This is a big opportunity, especially here in Europe: can airlines do something interesting in creating a short-haul premium economy product — perhaps just regular economy with the middle seat free and a complimentary beverage — either as part of the deal, as a perk for frequent flyers, or indeed as an ancillary revenue product?
Similarly, can they sell access to their lounges?
Obviously, they won’t want to cannibalize their business class revenue, but increasingly we’re seeing “ticketed only” sections or subsections of premium lounges that aren’t available to guests who are there thanks to their frequent flyer status — or even entirely separate lounges.
Whether it’s a relaxing stay before or after a short-haul connection or the chance to shower and change clothes around a long-haul flight, this isn’t some kind of revolutionary idea.
But it takes imagination, it takes courage, it takes a proper dose of realism and it takes the willingness to stand out from the crowd.
It’s almost ten years since the last time an airline experimented with something new in premium economy, in the shape of Air New Zealand. Is it time to try again?
“We are continuing to work through the schedule to try and swap and upgauge aircraft to mitigate the disruption caused by the grounding of the MAX,” United said in a statement.
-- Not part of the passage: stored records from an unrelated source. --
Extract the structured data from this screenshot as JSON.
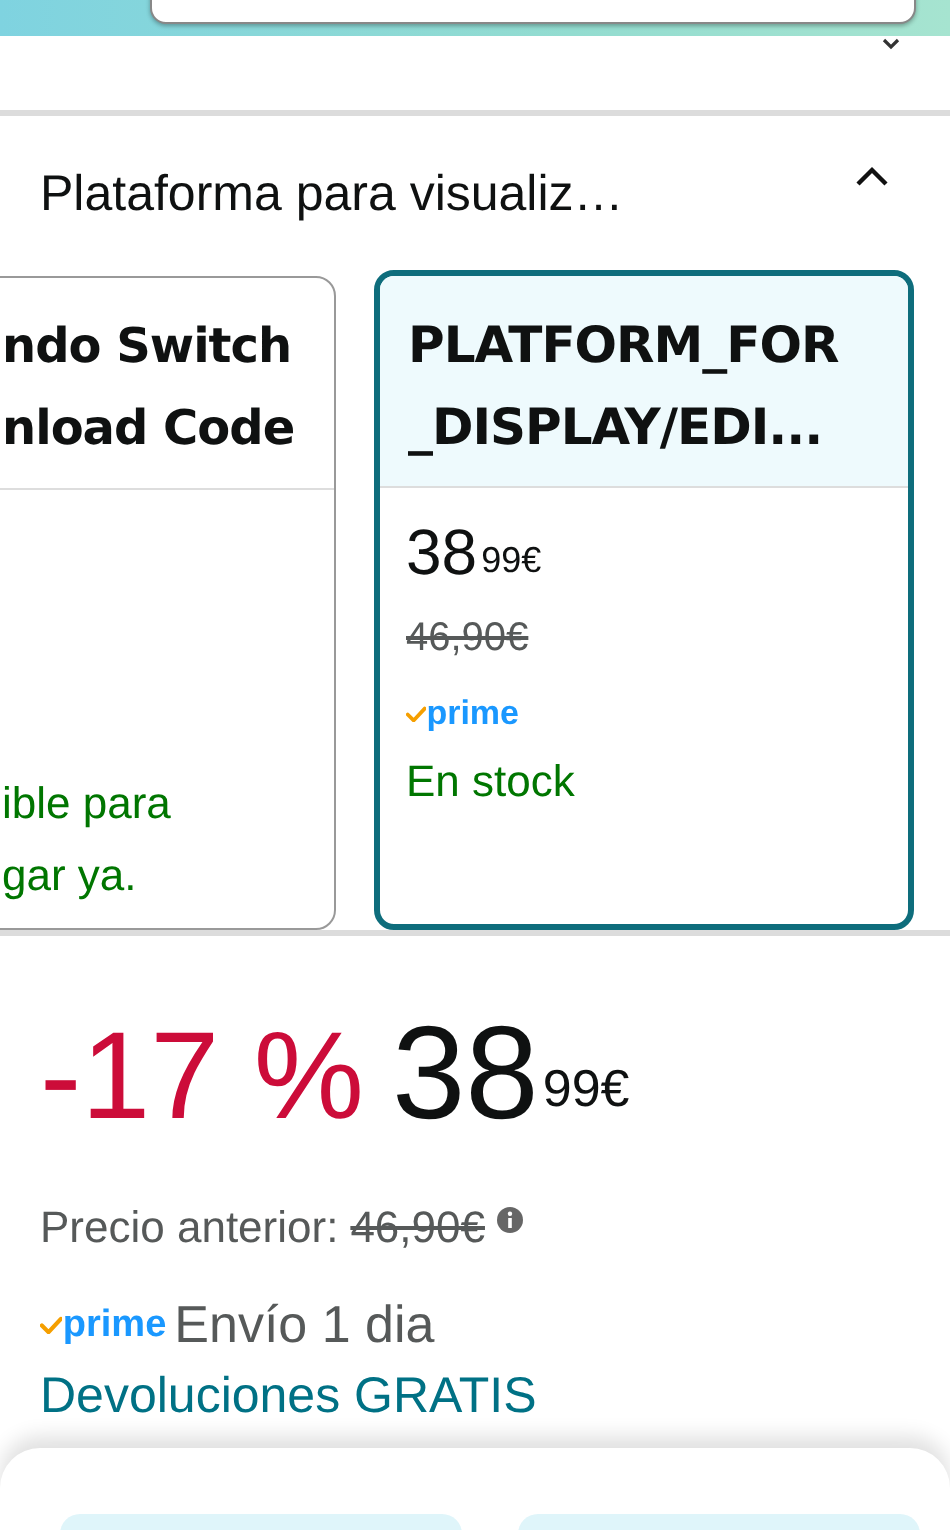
{
  "section": {
    "title": "Plataforma para visualiz…",
    "expanded": true
  },
  "options": [
    {
      "title_lines": [
        "ndo Switch",
        "nload Code"
      ],
      "availability_lines": [
        "ible para",
        "gar ya."
      ],
      "selected": false
    },
    {
      "title_lines": [
        "PLATFORM_FOR",
        "_DISPLAY/EDI..."
      ],
      "price": {
        "whole": "38",
        "fraction": "99",
        "currency": "€"
      },
      "list_price": "46,90€",
      "prime": "prime",
      "availability_lines": [
        "En stock"
      ],
      "selected": true
    }
  ],
  "offer": {
    "discount": "-17 %",
    "price": {
      "whole": "38",
      "fraction": "99",
      "currency": "€"
    },
    "previous_label": "Precio anterior:",
    "previous_price": "46,90€",
    "prime": "prime",
    "delivery": "Envío 1 dia",
    "returns": "Devoluciones GRATIS"
  }
}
“We continue to automatically book affected customers on alternate flights. If we are unable to place them on a different flight, we will proactively reach out to try and offer other options.”
American on Sunday said it was extending cancellation of MAX flights through to November 2, affecting about 115 flights a day.
“American Airlines remains confident that impending software updates to the Boeing 737 MAX, along with the new training elements Boeing is developing in coordination with our union partners, will lead to recertification of the aircraft this year,’’ the airline said on its website.
“ We are in continuous contact with the Federal Aviation Administration (FAA), Department of Transportation (DOT), National Transportation Safety Board (NTSB) and other regulatory authorities.”
The airline said the extension meant customers and staff could more reliably plan upcoming travel.
“Our reservations and sales teams will continue to work closely with customers who are impacted by these cancellations,’’ it said.
Both airlines have been unable to fly their 737 MAX aircraft since they were grounded in March in the wake of two fatal crashes in less than five months.
Boeing has been working on a fix to flight control software that would prevent a recurrence of the tragedies, but it is not clear when it will get regulatory approval.
Ryanair boss Michael O’Leary told AirlineRatings last week getting a dependable timeline of the MAX return to service was now a priority.
”We don’t have that much faith in the dates given by Boeing,” he said. “At the moment they say it’s the end of September.”
Take-off was effortless as we had about 150 school children onboard our A330 and it afforded me a great opportunity to get some excellent take-off vision of Perth Airport and the city in the early morning light.
Not long after takeoff it was breakfast and we opted for the omelet in the cardboard box.
Must confess, really can’t get excited about the cardboard box, but understand the dynamics of cost efficiency, etc, and it is certainly better than what you offered in the domestic flight in the US, which is next to nothing.
Once you get over the “cardboard thingy”, the omelet was very nice and with a strong cup of coffee your appetite is satisfied.
Still, it would have been nice to have a muffin perhaps to finish off.
Flight attendants were super obliging and before we knew it the captain announced our approach to Melbourne.
All in all, efficient but would love a muffin to round off breakfast.
Our return was a little better.
We had row 26 A and B.
We chose a pasta box and that came with cheese and biscuits plus wine for free.
The pasta was really quite good and filling.
And to finish off a Twix Ice Cream that would win me over every time.
Flight Attendants on the return service QF653 were outstanding with repeats on the wine as well as the cheese and biscuits.